When two large tornadoes ripped across 31 miles of Chickasaw County in April 2011 many wondered how the community would recover.
Those in city and county government probably looked a little farther down the road and wondered how the community would ever pay for it all.
Elected officials think a little different from most of us. While you probably thought about the cost of replacing shingles, windows and furniture blown away by the storm, city and county leaders were thinking about the cost of diesel fuel, wear-and-tear on city and county equipment and labor costs.
There were roads to be cleared, tons of debris to be moved and countless hours to be spent on heavy equipment as Chickasaw County tried to dig out and clean up.
And just a little more than two years later, this county is being recognized for cleaning up after the storm with a final check from the Mississippi Emergency Management Agency, leaving us with no debt and things pretty much back to normal.
How did we do it?
By working together, calling on resources from around the state and region and by keeping meticulous books on every penny spent.
We want to thank supervisors for erasing district lines and letting county equipment go where it was needed most.
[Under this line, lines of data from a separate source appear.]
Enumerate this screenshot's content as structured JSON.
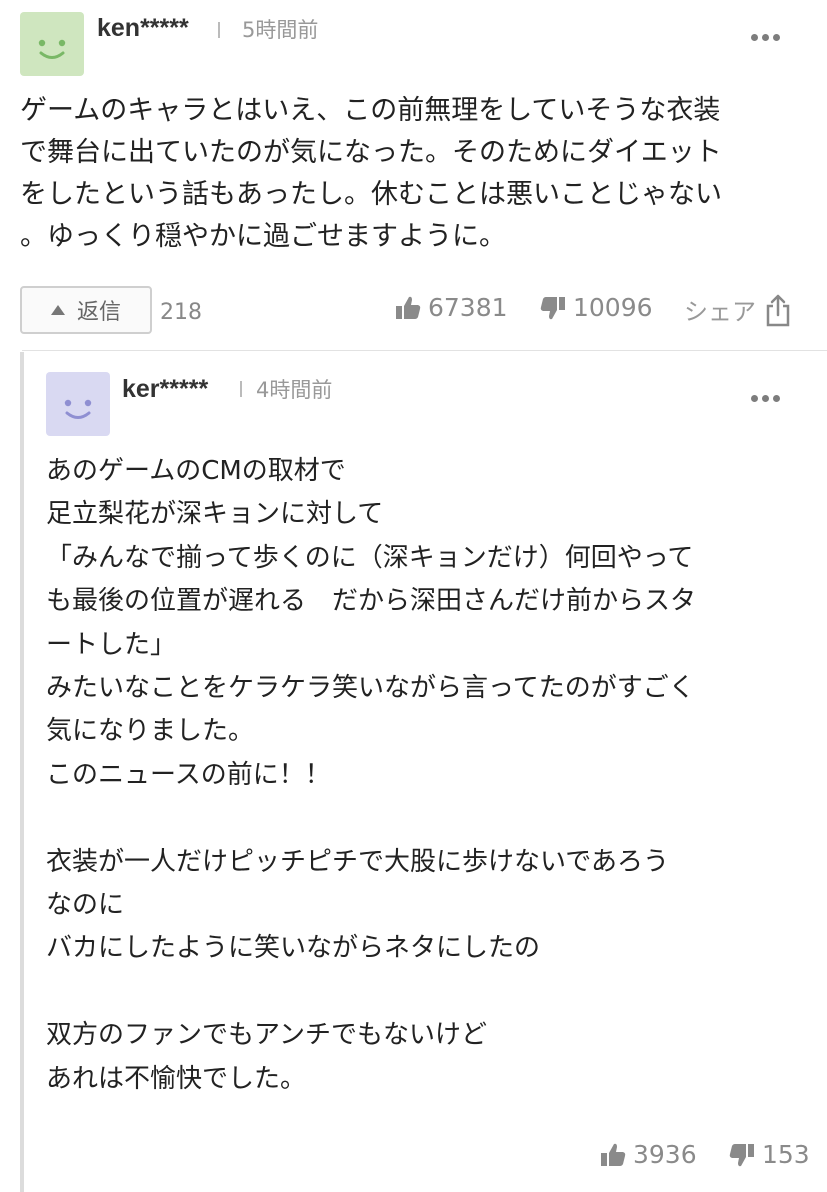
{
  "colors": {
    "avatar_green": "#cfe6bf",
    "avatar_purple": "#d9d9f2",
    "text": "#222222",
    "muted": "#8a8a8a"
  },
  "comment": {
    "username": "ken*****",
    "time": "5時間前",
    "more_icon": "ellipsis-icon",
    "body": "ゲームのキャラとはいえ、この前無理をしていそうな衣装\nで舞台に出ていたのが気になった。そのためにダイエット\nをしたという話もあったし。休むことは悪いことじゃない\n。ゆっくり穏やかに過ごせますように。",
    "reply_label": "返信",
    "reply_count": "218",
    "likes": "67381",
    "dislikes": "10096",
    "share_label": "シェア"
  },
  "reply": {
    "username": "ker*****",
    "time": "4時間前",
    "more_icon": "ellipsis-icon",
    "body": "あのゲームのCMの取材で\n足立梨花が深キョンに対して\n「みんなで揃って歩くのに（深キョンだけ）何回やって\nも最後の位置が遅れる　だから深田さんだけ前からスタ\nートした」\nみたいなことをケラケラ笑いながら言ってたのがすごく\n気になりました。\nこのニュースの前に！！\n\n衣装が一人だけピッチピチで大股に歩けないであろう\nなのに\nバカにしたように笑いながらネタにしたの\n\n双方のファンでもアンチでもないけど\nあれは不愉快でした。",
    "likes": "3936",
    "dislikes": "153"
  }
}
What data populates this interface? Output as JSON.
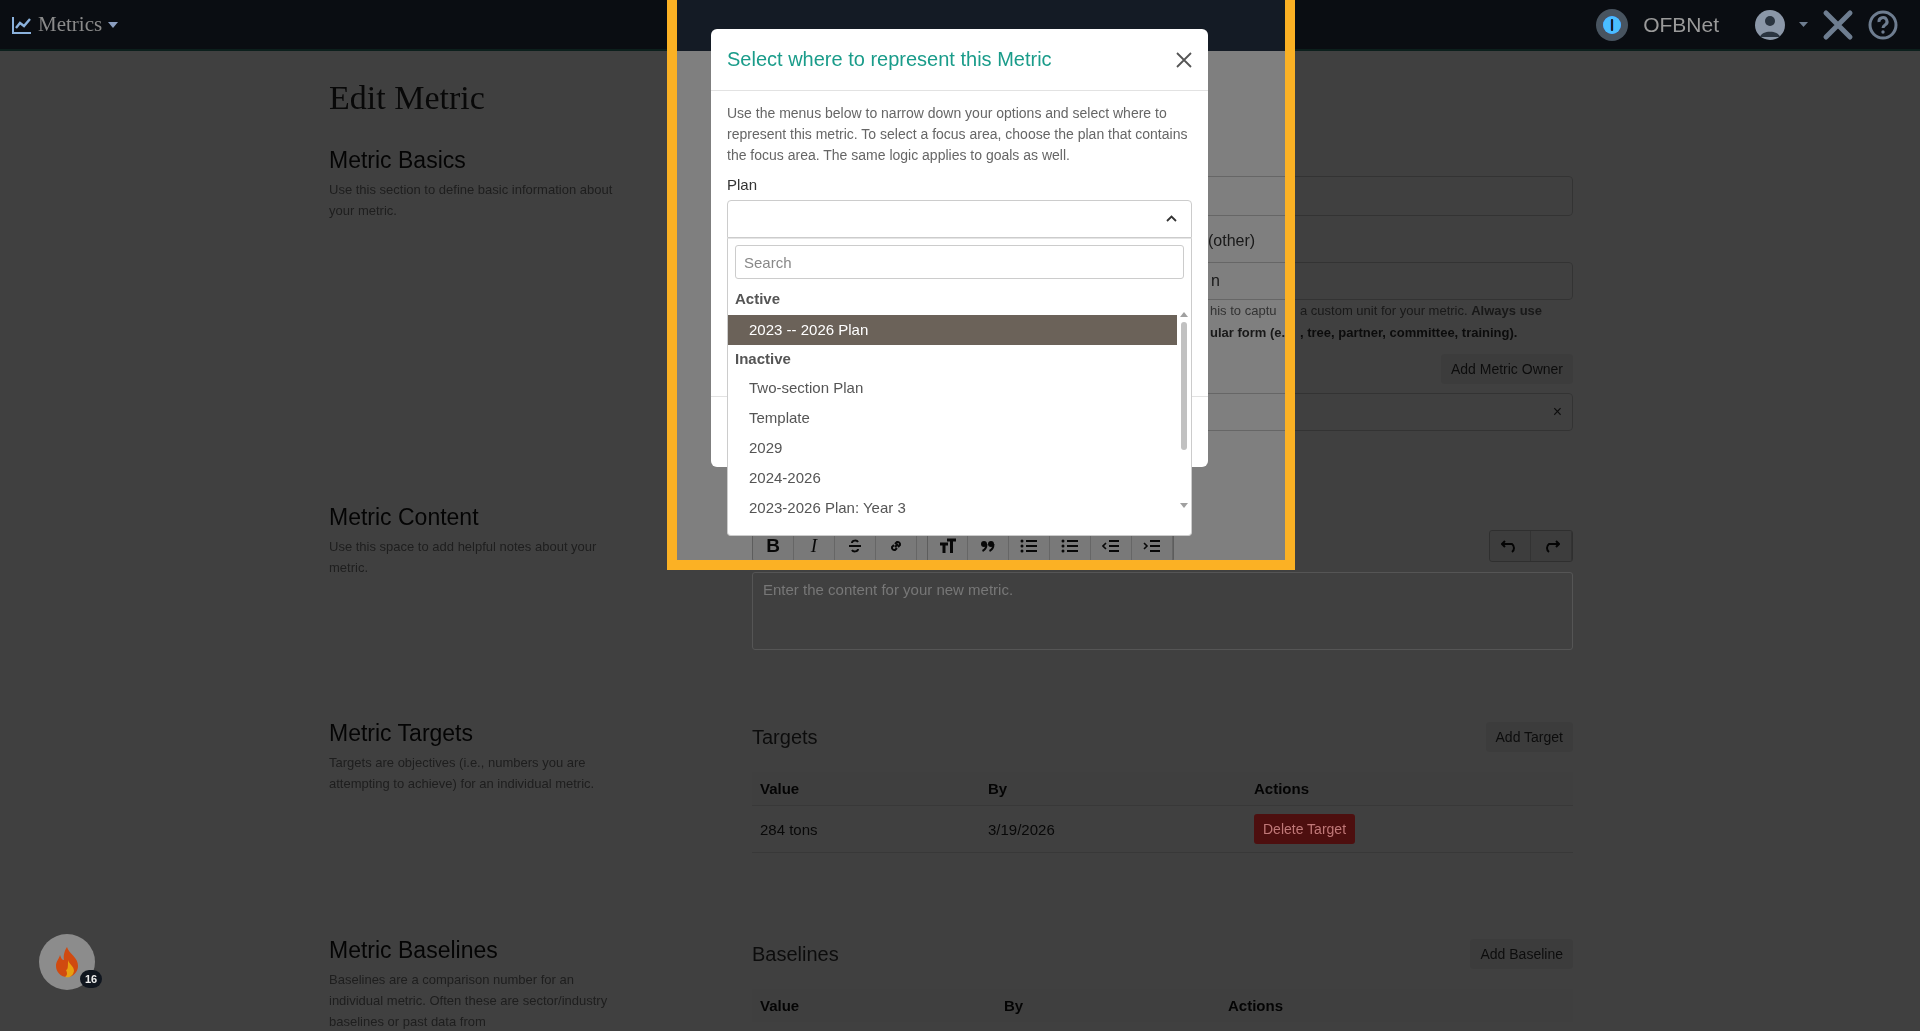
{
  "header": {
    "app_menu": "Metrics",
    "org": "OFBNet"
  },
  "page": {
    "title": "Edit Metric"
  },
  "basics": {
    "heading": "Metric Basics",
    "description": "Use this section to define basic information about your metric.",
    "other_label": "(other)",
    "unit_value": "n",
    "hint_lines": [
      {
        "bold": false,
        "parts": [
          "his to captu",
          "a custom unit for your metric. **Always use**"
        ]
      },
      {
        "bold": true,
        "parts": [
          "ular form (e.",
          ", tree, partner, committee, training)."
        ]
      }
    ],
    "add_owner_button": "Add Metric Owner",
    "owner_clear": "×"
  },
  "content": {
    "heading": "Metric Content",
    "description": "Use this space to add helpful notes about your metric.",
    "toolbar": [
      {
        "kind": "bold",
        "glyph": "B"
      },
      {
        "kind": "italic",
        "glyph": "I"
      },
      {
        "kind": "strike"
      },
      {
        "kind": "link"
      },
      {
        "kind": "heading"
      },
      {
        "kind": "quote"
      },
      {
        "kind": "bullets"
      },
      {
        "kind": "numbers"
      },
      {
        "kind": "outdent"
      },
      {
        "kind": "indent"
      }
    ],
    "placeholder": "Enter the content for your new metric."
  },
  "targets": {
    "heading": "Metric Targets",
    "description": "Targets are objectives (i.e., numbers you are attempting to achieve) for an individual metric.",
    "panel_title": "Targets",
    "add_button": "Add Target",
    "columns": [
      "Value",
      "By",
      "Actions"
    ],
    "rows": [
      {
        "value": "284 tons",
        "by": "3/19/2026",
        "action": "Delete Target"
      }
    ]
  },
  "baselines": {
    "heading": "Metric Baselines",
    "description": "Baselines are a comparison number for an individual metric. Often these are sector/industry baselines or past data from",
    "panel_title": "Baselines",
    "add_button": "Add Baseline",
    "columns": [
      "Value",
      "By",
      "Actions"
    ]
  },
  "notification": {
    "count": "16"
  },
  "modal": {
    "title": "Select where to represent this Metric",
    "description": "Use the menus below to narrow down your options and select where to represent this metric. To select a focus area, choose the plan that contains the focus area. The same logic applies to goals as well.",
    "plan_label": "Plan",
    "search_placeholder": "Search",
    "groups": [
      {
        "label": "Active",
        "options": [
          {
            "label": "2023 -- 2026 Plan",
            "selected": true
          }
        ]
      },
      {
        "label": "Inactive",
        "options": [
          {
            "label": "Two-section Plan",
            "selected": false
          },
          {
            "label": "Template",
            "selected": false
          },
          {
            "label": "2029",
            "selected": false
          },
          {
            "label": "2024-2026",
            "selected": false
          },
          {
            "label": "2023-2026 Plan: Year 3",
            "selected": false
          }
        ]
      }
    ]
  }
}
We want to thank city crews from Woodland, Houlka, Okolona and Houston for setting up offices and locations for those hit by the storm to go to and receive help. We want to thank our Sheriff’s Department to letting inmates do some of the heavy lifting. We want to thank Chickasaw Emergency Management Agency for keeping up with receipts, grants, donations and state and federal dollars that got us back on our feet. And we want to thank our very own Long Term Recovery Committee that made sure no one fell through the cracks.
We did not mention names in this space, because it is clear this was a team effort that saw this community band together to get the job done.
The storm that raked Chickasaw County in April 2011 was bad news, but this community worked together to push us all in a good direction.